» **GIVEN DATA**
*** Begin section ***
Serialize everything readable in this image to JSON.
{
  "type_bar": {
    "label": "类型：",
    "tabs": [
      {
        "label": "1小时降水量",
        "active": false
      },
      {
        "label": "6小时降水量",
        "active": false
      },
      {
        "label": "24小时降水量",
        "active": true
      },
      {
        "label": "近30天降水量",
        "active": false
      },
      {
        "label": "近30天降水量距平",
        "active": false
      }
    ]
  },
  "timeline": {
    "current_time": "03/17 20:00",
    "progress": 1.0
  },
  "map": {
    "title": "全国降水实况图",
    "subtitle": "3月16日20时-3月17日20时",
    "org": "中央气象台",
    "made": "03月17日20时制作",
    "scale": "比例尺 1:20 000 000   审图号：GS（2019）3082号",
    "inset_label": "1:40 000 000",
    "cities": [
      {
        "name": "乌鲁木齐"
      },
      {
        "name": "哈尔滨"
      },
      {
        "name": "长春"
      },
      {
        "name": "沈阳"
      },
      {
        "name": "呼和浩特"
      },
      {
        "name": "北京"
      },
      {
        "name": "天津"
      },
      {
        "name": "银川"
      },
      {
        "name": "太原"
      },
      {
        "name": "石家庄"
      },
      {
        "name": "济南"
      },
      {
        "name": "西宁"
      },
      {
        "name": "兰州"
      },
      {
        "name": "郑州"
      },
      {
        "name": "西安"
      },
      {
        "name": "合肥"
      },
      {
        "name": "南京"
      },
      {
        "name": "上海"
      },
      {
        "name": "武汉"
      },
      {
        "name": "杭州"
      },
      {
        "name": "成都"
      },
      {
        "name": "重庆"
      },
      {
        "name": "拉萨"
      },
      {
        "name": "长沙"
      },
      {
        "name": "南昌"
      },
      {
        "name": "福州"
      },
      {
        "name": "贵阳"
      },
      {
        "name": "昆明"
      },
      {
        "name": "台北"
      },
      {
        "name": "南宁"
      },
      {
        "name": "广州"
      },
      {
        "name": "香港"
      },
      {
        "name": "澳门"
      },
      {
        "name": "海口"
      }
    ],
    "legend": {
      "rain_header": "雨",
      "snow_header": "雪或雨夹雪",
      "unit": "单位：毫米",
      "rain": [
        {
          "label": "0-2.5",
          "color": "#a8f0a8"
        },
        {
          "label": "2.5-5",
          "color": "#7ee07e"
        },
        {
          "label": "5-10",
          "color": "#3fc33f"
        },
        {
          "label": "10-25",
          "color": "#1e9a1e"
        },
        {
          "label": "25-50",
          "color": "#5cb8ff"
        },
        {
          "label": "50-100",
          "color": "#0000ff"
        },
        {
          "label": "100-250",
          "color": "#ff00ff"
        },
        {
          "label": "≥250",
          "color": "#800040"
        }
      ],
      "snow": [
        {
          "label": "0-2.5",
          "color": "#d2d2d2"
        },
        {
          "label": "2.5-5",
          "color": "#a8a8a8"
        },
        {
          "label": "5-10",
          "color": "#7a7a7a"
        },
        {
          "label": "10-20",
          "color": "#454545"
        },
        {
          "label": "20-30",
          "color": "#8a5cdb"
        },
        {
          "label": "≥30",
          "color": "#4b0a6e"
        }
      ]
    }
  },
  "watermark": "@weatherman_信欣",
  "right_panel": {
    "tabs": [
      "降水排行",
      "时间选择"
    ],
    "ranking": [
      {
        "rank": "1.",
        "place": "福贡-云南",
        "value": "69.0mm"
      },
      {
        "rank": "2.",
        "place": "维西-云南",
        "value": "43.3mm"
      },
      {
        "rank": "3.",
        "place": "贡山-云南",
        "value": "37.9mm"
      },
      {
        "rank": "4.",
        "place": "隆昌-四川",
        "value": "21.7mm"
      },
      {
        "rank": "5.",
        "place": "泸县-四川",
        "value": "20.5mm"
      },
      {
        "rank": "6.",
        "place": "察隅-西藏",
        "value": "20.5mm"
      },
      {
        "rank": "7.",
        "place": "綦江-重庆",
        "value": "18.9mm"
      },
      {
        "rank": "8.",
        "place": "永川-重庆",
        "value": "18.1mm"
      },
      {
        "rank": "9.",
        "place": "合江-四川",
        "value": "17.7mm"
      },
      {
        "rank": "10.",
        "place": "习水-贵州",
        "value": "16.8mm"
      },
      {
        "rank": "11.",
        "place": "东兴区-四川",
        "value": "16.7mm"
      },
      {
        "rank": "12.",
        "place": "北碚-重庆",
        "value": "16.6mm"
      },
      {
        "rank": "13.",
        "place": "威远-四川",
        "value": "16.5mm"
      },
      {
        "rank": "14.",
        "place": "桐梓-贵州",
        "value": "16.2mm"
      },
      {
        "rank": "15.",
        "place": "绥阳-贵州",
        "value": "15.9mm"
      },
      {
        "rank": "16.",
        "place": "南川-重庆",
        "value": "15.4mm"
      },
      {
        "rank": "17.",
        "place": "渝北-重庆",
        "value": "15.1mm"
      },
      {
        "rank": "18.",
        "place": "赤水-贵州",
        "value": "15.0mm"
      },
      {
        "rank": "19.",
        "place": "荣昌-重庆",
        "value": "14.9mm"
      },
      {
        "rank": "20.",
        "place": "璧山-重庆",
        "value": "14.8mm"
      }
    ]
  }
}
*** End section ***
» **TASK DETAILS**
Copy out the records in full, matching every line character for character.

» **EXPECTED ANSWER**
Serialize everything readable in this image to JSON.
{
  "type_bar": {
    "label": "类型：",
    "tabs": [
      {
        "label": "1小时降水量",
        "active": false
      },
      {
        "label": "6小时降水量",
        "active": false
      },
      {
        "label": "24小时降水量",
        "active": true
      },
      {
        "label": "近30天降水量",
        "active": false
      },
      {
        "label": "近30天降水量距平",
        "active": false
      }
    ]
  },
  "timeline": {
    "current_time": "03/17 20:00",
    "progress": 1.0
  },
  "map": {
    "title": "全国降水实况图",
    "subtitle": "3月16日20时-3月17日20时",
    "org": "中央气象台",
    "made": "03月17日20时制作",
    "scale": "比例尺 1:20 000 000   审图号：GS（2019）3082号",
    "inset_label": "1:40 000 000",
    "cities": [
      {
        "name": "乌鲁木齐"
      },
      {
        "name": "哈尔滨"
      },
      {
        "name": "长春"
      },
      {
        "name": "沈阳"
      },
      {
        "name": "呼和浩特"
      },
      {
        "name": "北京"
      },
      {
        "name": "天津"
      },
      {
        "name": "银川"
      },
      {
        "name": "太原"
      },
      {
        "name": "石家庄"
      },
      {
        "name": "济南"
      },
      {
        "name": "西宁"
      },
      {
        "name": "兰州"
      },
      {
        "name": "郑州"
      },
      {
        "name": "西安"
      },
      {
        "name": "合肥"
      },
      {
        "name": "南京"
      },
      {
        "name": "上海"
      },
      {
        "name": "武汉"
      },
      {
        "name": "杭州"
      },
      {
        "name": "成都"
      },
      {
        "name": "重庆"
      },
      {
        "name": "拉萨"
      },
      {
        "name": "长沙"
      },
      {
        "name": "南昌"
      },
      {
        "name": "福州"
      },
      {
        "name": "贵阳"
      },
      {
        "name": "昆明"
      },
      {
        "name": "台北"
      },
      {
        "name": "南宁"
      },
      {
        "name": "广州"
      },
      {
        "name": "香港"
      },
      {
        "name": "澳门"
      },
      {
        "name": "海口"
      }
    ],
    "legend": {
      "rain_header": "雨",
      "snow_header": "雪或雨夹雪",
      "unit": "单位：毫米",
      "rain": [
        {
          "label": "0-2.5",
          "color": "#a8f0a8"
        },
        {
          "label": "2.5-5",
          "color": "#7ee07e"
        },
        {
          "label": "5-10",
          "color": "#3fc33f"
        },
        {
          "label": "10-25",
          "color": "#1e9a1e"
        },
        {
          "label": "25-50",
          "color": "#5cb8ff"
        },
        {
          "label": "50-100",
          "color": "#0000ff"
        },
        {
          "label": "100-250",
          "color": "#ff00ff"
        },
        {
          "label": "≥250",
          "color": "#800040"
        }
      ],
      "snow": [
        {
          "label": "0-2.5",
          "color": "#d2d2d2"
        },
        {
          "label": "2.5-5",
          "color": "#a8a8a8"
        },
        {
          "label": "5-10",
          "color": "#7a7a7a"
        },
        {
          "label": "10-20",
          "color": "#454545"
        },
        {
          "label": "20-30",
          "color": "#8a5cdb"
        },
        {
          "label": "≥30",
          "color": "#4b0a6e"
        }
      ]
    }
  },
  "watermark": "@weatherman_信欣",
  "right_panel": {
    "tabs": [
      "降水排行",
      "时间选择"
    ],
    "ranking": [
      {
        "rank": "1.",
        "place": "福贡-云南",
        "value": "69.0mm"
      },
      {
        "rank": "2.",
        "place": "维西-云南",
        "value": "43.3mm"
      },
      {
        "rank": "3.",
        "place": "贡山-云南",
        "value": "37.9mm"
      },
      {
        "rank": "4.",
        "place": "隆昌-四川",
        "value": "21.7mm"
      },
      {
        "rank": "5.",
        "place": "泸县-四川",
        "value": "20.5mm"
      },
      {
        "rank": "6.",
        "place": "察隅-西藏",
        "value": "20.5mm"
      },
      {
        "rank": "7.",
        "place": "綦江-重庆",
        "value": "18.9mm"
      },
      {
        "rank": "8.",
        "place": "永川-重庆",
        "value": "18.1mm"
      },
      {
        "rank": "9.",
        "place": "合江-四川",
        "value": "17.7mm"
      },
      {
        "rank": "10.",
        "place": "习水-贵州",
        "value": "16.8mm"
      },
      {
        "rank": "11.",
        "place": "东兴区-四川",
        "value": "16.7mm"
      },
      {
        "rank": "12.",
        "place": "北碚-重庆",
        "value": "16.6mm"
      },
      {
        "rank": "13.",
        "place": "威远-四川",
        "value": "16.5mm"
      },
      {
        "rank": "14.",
        "place": "桐梓-贵州",
        "value": "16.2mm"
      },
      {
        "rank": "15.",
        "place": "绥阳-贵州",
        "value": "15.9mm"
      },
      {
        "rank": "16.",
        "place": "南川-重庆",
        "value": "15.4mm"
      },
      {
        "rank": "17.",
        "place": "渝北-重庆",
        "value": "15.1mm"
      },
      {
        "rank": "18.",
        "place": "赤水-贵州",
        "value": "15.0mm"
      },
      {
        "rank": "19.",
        "place": "荣昌-重庆",
        "value": "14.9mm"
      },
      {
        "rank": "20.",
        "place": "璧山-重庆",
        "value": "14.8mm"
      }
    ]
  }
}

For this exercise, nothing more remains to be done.